gious matters, which bore down all established authorities, and ended in the total subversion of the civil and ecclesiastical constitution of the realm.
Whether the first opposers of Charles designed the overthrow of the monarchy, is a question which may very well admit of a doubt; but none can be entertained, that the measures they took were those which were precisely calculated to produce that catastrophe. Among the popular leaders there were many men of the purest patriotic views, unmixed with any selfish or fanatical motives, who only desired the constitution to be placed on sueh a footing, that the powers and privileges of each branch of the legislature might be properly defined, and the rights of the subject fixed on an immoveable basis. Nothing could be more glorious than the cause for which these men took up arms; nothing more desirable than the object they sought to accomplish. But it was the misfortune of these high-minded patriots to liave enlisted under the same banners with them, a class of men austere and narrow-minded in their principles, and carrying into disputes, which should have been considered purely as of a civil nature, all the sanguinary and ferocious intolerance of religious bigotry. These were the men who, affecting to themselves a superior sanctity of life and conversation, obtained the name of Puritans, and were incessant in their endeavours to destroy the church of England, and to substitute in its place the sour discipline of the Scottish · kirk. These were the persons with whom the real civil griev

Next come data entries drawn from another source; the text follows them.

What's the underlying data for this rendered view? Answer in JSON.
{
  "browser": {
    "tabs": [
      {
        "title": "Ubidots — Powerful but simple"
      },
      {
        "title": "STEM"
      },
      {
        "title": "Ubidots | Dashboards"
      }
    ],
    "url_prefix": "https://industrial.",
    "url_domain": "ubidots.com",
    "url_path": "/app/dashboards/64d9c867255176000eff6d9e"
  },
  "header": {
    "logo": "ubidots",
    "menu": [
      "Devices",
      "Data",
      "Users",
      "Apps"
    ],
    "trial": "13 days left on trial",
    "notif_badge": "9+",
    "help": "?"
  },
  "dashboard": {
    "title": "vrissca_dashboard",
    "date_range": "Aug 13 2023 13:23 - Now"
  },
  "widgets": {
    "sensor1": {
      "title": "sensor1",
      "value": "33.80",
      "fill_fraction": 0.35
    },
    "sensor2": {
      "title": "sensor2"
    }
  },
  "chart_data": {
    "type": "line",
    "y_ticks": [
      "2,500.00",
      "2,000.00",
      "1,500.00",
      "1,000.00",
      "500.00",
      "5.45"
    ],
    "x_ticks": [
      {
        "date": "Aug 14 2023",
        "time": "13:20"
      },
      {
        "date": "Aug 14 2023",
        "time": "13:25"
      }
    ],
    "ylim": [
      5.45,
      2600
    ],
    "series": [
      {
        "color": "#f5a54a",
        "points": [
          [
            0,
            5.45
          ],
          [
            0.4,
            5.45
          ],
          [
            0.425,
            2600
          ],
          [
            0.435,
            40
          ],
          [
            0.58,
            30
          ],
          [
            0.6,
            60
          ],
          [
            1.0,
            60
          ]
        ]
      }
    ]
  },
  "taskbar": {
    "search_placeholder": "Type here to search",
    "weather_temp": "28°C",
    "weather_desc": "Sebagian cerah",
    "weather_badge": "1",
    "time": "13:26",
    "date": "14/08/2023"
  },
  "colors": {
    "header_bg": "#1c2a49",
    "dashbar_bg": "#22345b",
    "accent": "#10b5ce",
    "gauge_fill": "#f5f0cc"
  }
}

ances, under which the nation laboured, were as nothing, the imaginary ecclesiastical grievances everything. Hence religion, which, in fact, was not the real ground of the quarrel between the King and Parliament, became the ostensible motive to the war, and occasioned all those wild excesses of fanaticism and hypocrisy which the author of Hudibras so justly exposes.

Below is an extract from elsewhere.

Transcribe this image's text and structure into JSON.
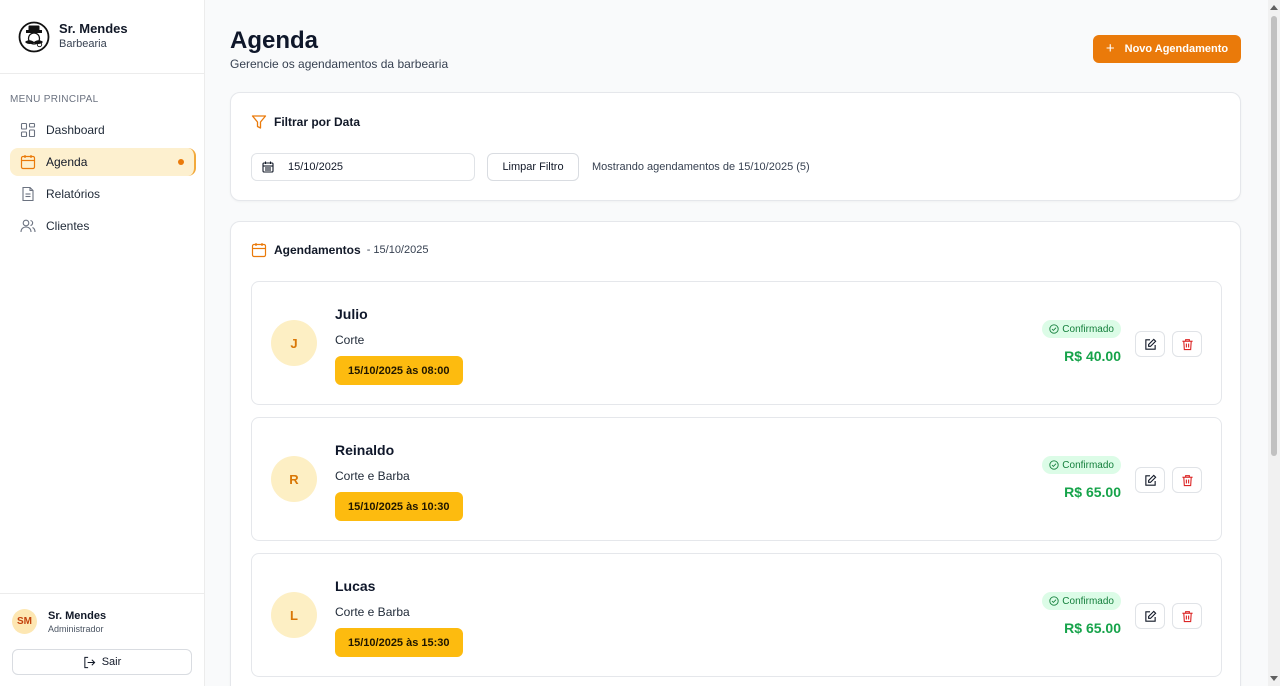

It is not easy for the imagination to figure to itself a sect of men so austere and malignant in their dispositions, so frenetic in their humours, and uncomplying in their demands, as the